TASK DETAILS ->
Filter the listing below, keeping every line that holds "content".

PROVIDED MATERIAL ->
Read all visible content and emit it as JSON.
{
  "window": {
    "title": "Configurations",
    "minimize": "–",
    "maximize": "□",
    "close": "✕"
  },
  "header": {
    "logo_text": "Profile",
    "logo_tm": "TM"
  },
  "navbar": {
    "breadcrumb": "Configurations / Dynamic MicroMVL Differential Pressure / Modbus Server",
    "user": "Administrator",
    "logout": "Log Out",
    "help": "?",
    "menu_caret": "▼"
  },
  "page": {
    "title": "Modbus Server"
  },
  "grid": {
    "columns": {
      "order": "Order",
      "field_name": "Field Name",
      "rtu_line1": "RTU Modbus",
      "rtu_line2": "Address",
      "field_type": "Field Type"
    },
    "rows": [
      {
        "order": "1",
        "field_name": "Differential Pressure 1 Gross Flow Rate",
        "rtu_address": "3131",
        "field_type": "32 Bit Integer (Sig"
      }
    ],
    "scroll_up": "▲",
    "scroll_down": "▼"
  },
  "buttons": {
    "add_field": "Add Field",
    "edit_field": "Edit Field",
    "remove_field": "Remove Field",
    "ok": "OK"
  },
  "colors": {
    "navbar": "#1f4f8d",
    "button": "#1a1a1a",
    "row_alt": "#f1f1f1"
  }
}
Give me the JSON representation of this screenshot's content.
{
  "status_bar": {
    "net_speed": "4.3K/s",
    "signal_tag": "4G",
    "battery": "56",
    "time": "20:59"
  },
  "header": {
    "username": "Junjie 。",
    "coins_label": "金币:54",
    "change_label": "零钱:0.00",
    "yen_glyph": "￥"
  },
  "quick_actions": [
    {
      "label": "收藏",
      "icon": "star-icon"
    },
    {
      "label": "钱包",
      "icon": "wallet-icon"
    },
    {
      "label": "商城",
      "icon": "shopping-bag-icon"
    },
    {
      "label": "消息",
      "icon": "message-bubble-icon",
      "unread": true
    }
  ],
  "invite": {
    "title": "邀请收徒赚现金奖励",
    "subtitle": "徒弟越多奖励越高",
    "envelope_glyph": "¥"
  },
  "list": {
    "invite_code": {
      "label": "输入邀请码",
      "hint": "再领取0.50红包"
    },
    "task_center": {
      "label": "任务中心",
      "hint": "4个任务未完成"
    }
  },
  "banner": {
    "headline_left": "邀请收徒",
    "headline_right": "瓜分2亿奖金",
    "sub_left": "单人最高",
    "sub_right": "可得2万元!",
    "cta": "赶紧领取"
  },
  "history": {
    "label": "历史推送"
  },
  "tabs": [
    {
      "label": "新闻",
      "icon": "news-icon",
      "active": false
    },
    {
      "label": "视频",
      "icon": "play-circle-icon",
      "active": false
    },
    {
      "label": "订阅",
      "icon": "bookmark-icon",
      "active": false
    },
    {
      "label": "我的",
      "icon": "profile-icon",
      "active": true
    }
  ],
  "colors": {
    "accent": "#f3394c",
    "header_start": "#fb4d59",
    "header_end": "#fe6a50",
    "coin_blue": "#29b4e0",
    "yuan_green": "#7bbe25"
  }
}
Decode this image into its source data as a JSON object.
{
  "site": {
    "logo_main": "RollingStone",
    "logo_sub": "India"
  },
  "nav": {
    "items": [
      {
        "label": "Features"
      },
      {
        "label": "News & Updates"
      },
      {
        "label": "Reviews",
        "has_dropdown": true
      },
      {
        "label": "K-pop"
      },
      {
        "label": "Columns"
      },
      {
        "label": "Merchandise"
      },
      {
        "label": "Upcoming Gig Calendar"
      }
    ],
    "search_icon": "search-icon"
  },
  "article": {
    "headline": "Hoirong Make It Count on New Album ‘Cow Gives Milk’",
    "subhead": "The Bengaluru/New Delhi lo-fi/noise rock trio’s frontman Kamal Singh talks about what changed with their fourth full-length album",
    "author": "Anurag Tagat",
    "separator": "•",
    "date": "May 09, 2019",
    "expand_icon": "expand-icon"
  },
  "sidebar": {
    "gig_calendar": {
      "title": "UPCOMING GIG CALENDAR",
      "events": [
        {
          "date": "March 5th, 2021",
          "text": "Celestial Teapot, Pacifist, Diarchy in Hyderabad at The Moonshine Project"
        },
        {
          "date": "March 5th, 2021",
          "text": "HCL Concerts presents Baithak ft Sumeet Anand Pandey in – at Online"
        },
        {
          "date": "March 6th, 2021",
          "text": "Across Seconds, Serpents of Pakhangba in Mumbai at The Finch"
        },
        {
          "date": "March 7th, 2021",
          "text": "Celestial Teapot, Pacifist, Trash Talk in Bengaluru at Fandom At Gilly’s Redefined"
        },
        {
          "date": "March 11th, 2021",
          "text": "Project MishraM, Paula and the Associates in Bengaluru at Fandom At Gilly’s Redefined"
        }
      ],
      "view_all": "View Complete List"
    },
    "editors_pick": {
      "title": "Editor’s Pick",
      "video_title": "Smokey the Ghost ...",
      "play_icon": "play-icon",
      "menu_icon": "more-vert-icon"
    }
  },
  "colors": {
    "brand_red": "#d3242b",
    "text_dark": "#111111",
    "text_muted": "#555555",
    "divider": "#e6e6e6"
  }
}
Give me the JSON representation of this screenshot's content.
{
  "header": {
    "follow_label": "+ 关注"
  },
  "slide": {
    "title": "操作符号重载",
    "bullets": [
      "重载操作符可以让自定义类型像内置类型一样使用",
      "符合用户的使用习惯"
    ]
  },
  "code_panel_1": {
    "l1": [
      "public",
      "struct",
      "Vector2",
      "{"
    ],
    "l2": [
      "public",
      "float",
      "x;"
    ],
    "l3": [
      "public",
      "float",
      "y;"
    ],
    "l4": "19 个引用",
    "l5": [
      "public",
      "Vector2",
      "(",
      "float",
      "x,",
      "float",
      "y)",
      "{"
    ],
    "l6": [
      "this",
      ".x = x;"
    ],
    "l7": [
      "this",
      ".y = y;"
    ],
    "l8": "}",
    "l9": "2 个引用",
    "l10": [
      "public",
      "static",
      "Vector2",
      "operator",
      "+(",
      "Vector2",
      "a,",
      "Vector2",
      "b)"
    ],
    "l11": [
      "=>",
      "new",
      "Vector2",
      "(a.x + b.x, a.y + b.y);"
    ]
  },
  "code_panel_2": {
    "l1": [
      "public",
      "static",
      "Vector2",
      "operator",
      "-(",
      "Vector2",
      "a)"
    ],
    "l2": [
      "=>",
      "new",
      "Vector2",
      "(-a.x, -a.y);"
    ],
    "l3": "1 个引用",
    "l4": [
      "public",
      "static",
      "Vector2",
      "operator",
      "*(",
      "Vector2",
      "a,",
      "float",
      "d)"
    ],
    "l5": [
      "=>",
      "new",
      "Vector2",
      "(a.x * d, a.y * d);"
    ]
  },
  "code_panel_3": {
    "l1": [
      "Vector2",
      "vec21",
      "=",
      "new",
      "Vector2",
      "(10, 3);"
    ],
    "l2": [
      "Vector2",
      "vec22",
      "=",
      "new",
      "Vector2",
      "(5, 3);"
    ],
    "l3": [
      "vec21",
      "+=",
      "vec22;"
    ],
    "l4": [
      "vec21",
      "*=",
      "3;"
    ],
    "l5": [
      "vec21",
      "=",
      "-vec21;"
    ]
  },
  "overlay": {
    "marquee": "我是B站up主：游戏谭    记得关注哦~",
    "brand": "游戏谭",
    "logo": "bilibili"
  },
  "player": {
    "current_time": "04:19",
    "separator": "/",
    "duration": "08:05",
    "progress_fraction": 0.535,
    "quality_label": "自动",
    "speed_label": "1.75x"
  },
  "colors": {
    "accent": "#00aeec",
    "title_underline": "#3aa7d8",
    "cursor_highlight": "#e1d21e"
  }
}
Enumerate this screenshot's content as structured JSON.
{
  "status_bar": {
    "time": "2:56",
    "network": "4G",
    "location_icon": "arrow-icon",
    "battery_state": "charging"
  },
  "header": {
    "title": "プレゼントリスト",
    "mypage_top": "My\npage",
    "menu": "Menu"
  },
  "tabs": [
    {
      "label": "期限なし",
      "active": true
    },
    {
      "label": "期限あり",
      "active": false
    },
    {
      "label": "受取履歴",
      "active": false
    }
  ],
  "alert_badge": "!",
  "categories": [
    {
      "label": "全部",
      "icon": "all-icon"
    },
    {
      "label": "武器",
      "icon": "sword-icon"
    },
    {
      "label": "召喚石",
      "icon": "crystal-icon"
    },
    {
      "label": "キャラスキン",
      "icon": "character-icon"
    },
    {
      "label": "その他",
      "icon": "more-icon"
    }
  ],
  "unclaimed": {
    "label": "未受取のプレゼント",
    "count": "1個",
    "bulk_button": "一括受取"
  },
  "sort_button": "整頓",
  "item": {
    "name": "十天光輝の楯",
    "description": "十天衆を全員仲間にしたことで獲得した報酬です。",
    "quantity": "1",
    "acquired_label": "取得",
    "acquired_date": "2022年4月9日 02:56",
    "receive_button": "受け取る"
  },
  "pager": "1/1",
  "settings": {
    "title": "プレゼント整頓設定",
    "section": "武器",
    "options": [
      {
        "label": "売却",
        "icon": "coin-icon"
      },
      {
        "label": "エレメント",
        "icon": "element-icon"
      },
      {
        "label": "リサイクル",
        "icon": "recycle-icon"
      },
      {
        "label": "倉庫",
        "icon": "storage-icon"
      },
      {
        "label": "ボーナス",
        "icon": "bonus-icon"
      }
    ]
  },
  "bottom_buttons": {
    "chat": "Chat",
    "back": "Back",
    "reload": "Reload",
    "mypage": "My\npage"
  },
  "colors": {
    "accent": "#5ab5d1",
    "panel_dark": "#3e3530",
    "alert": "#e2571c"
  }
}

EXERCISE RESPONSE ->
Read all visible content and emit it as JSON.
Give me the JSON representation of this screenshot's content.
Give me the JSON representation of this screenshot's content.
Enumerate this screenshot's content as structured JSON.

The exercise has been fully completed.